  1. Vitale, Francesca 1
  2. Avenanti, Alessio
  3. de Vega, Manuel 1
  4. Monti, Ilaria
  5. Padrón, Iván 1
  1. 1 Universidad de La Laguna

    Universidad de La Laguna

    San Cristobal de La Laguna, España



ISSN: 0010-9452

Year of publication: 2021

Type: Article

DOI: 10.1016/j.cortex.2021.11.015 GOOGLE SCHOLAR lock_openOpen access editor

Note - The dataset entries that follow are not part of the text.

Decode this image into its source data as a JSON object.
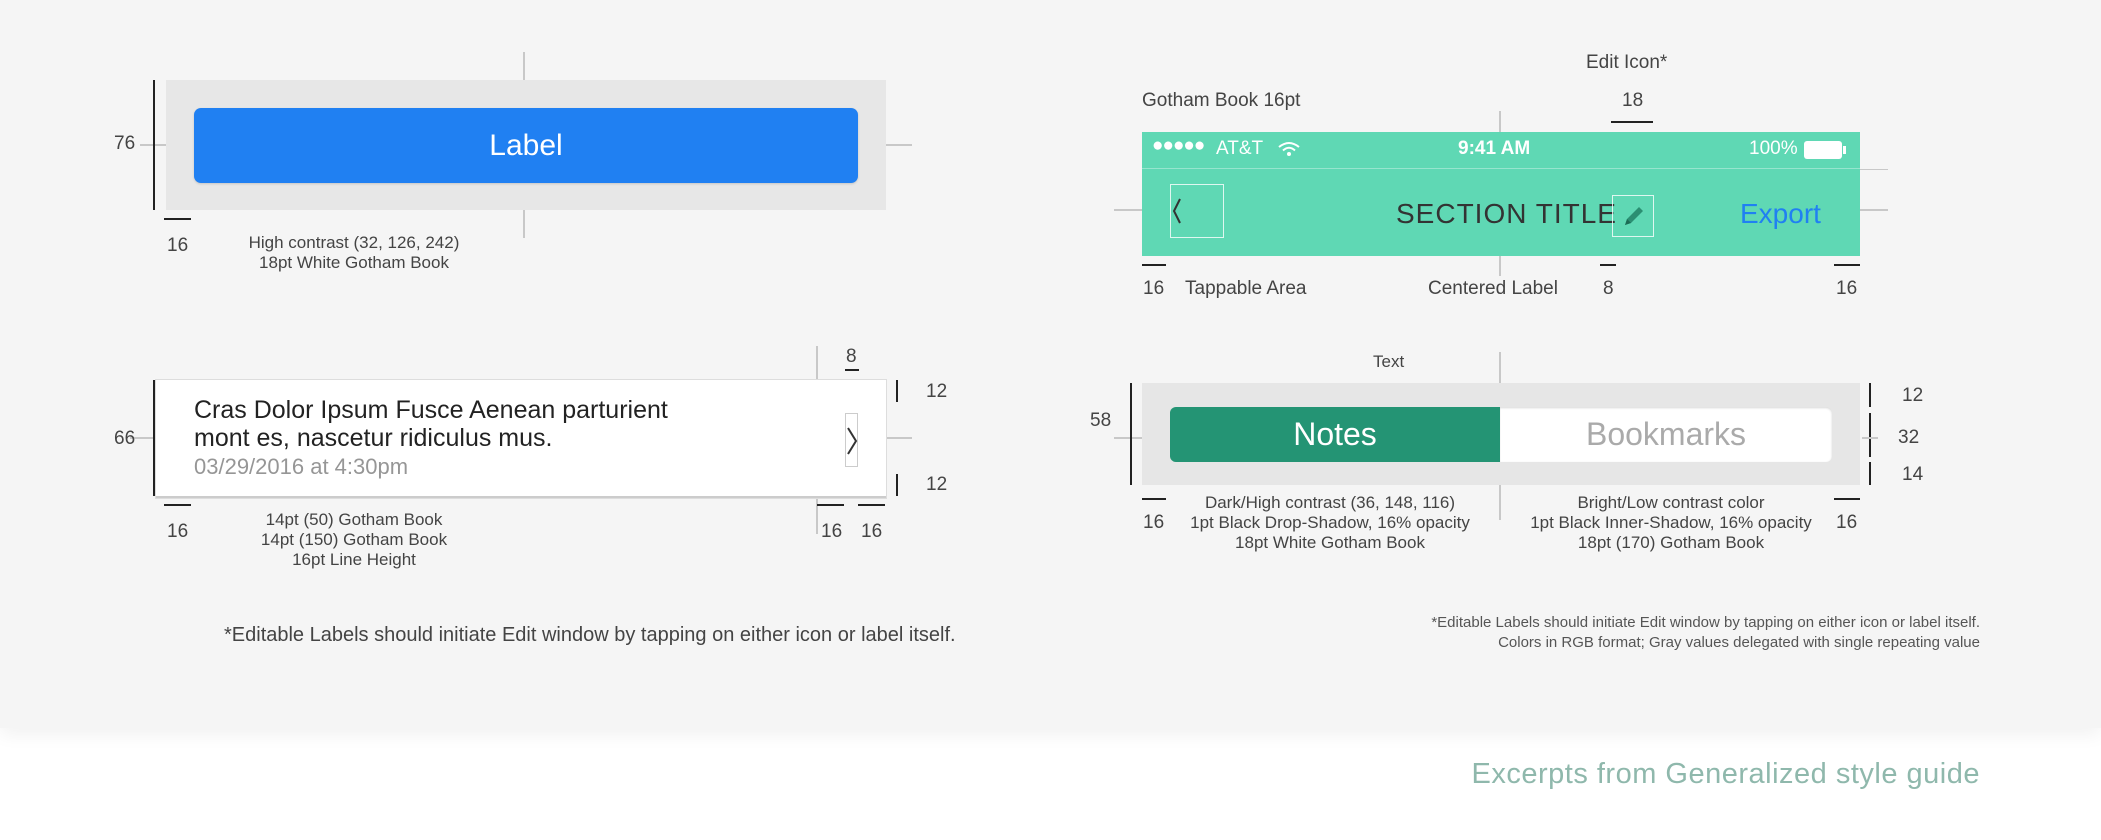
{
  "section_button": {
    "height_dim": "76",
    "margin_dim": "16",
    "button_label": "Label",
    "caption_line1": "High contrast (32, 126, 242)",
    "caption_line2": "18pt White Gotham Book",
    "button_color": "#2080f2"
  },
  "section_navbar": {
    "font_note": "Gotham Book 16pt",
    "edit_icon_note": "Edit Icon*",
    "edit_icon_dim": "18",
    "status": {
      "carrier": "AT&T",
      "time": "9:41 AM",
      "battery": "100%"
    },
    "title": "SECTION TITLE",
    "export_label": "Export",
    "left_dim": "16",
    "tappable_label": "Tappable Area",
    "centered_label": "Centered Label",
    "gap_dim": "8",
    "right_dim": "16",
    "bar_color": "#5fd8b4"
  },
  "section_list": {
    "height_dim": "66",
    "top_dim": "8",
    "pad_top_dim": "12",
    "pad_bottom_dim": "12",
    "title_line1": "Cras Dolor Ipsum Fusce Aenean parturient",
    "title_line2": "mont es, nascetur ridiculus mus.",
    "subtitle": "03/29/2016 at 4:30pm",
    "left_dim": "16",
    "right_dim_a": "16",
    "right_dim_b": "16",
    "caption_line1": "14pt (50) Gotham Book",
    "caption_line2": "14pt (150) Gotham Book",
    "caption_line3": "16pt Line Height"
  },
  "section_segmented": {
    "text_note": "Text",
    "height_dim": "58",
    "top_dim": "12",
    "mid_dim": "32",
    "bottom_dim": "14",
    "left_label": "Notes",
    "right_label": "Bookmarks",
    "left_dim": "16",
    "right_dim": "16",
    "left_caption1": "Dark/High contrast (36, 148, 116)",
    "left_caption2": "1pt Black Drop-Shadow, 16% opacity",
    "left_caption3": "18pt White Gotham Book",
    "right_caption1": "Bright/Low contrast color",
    "right_caption2": "1pt Black Inner-Shadow, 16% opacity",
    "right_caption3": "18pt (170) Gotham Book",
    "dark_color": "#249474"
  },
  "footnotes": {
    "left": "*Editable Labels should initiate Edit window by tapping on either icon or label itself.",
    "right_line1": "*Editable Labels should initiate Edit window by tapping on either icon or label itself.",
    "right_line2": "Colors in RGB format; Gray values delegated with single repeating value"
  },
  "footer": {
    "title": "Excerpts from Generalized style guide"
  }
}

Negation applied to action contexts reduces the activation of the motor system. According to the Reusing Inhibition for Negation (RIN) hypothesis, such “disembodiment” effect occurs because understanding negations engages the reuse of inhibitory control mechanisms. Here, we investigated whether the right inferior frontal gyrus (rIFG) – a key area of the inhibitory control system – contributes to primary motor cortex (M1) processing of negated action-sentences. Using a perturb-and-measure paradigm, we applied off-line low-frequency repetitive TMS (rTMS) over the rIFG, before performing a reading task involving action and attentional sentences presented in both affirmative or negative form. During the reading task, motor excitability was assessed by recording motor-evoked potentials (MEPs) induced by single-pulse TMS (spTMS) over the left M1, at two loci in the sentence: the verb or the object. Results show that after sham stimulation (baseline), motor excitability measured on the verb, was reduced for negative, compared to affirmative action sentences. Crucially, neuromodulation of rIFG suppressed this inhibitory effect of negation, since motor excitability was equaled for negative and affirmative action sentences. As expected, no effect of negation was observed for attentional sentences or when the pulse was delivered over the object. Our study confirms that understanding negative action sentences inhibits M1. This effect took place at an early stage of semantic processing (i.e., while processing the verb in our task), and faded at a later time-point. Critically, by highlighting a causal role of rIFG in this motor inhibition, we provide direct neurophysiological support to the RIN hypothesis.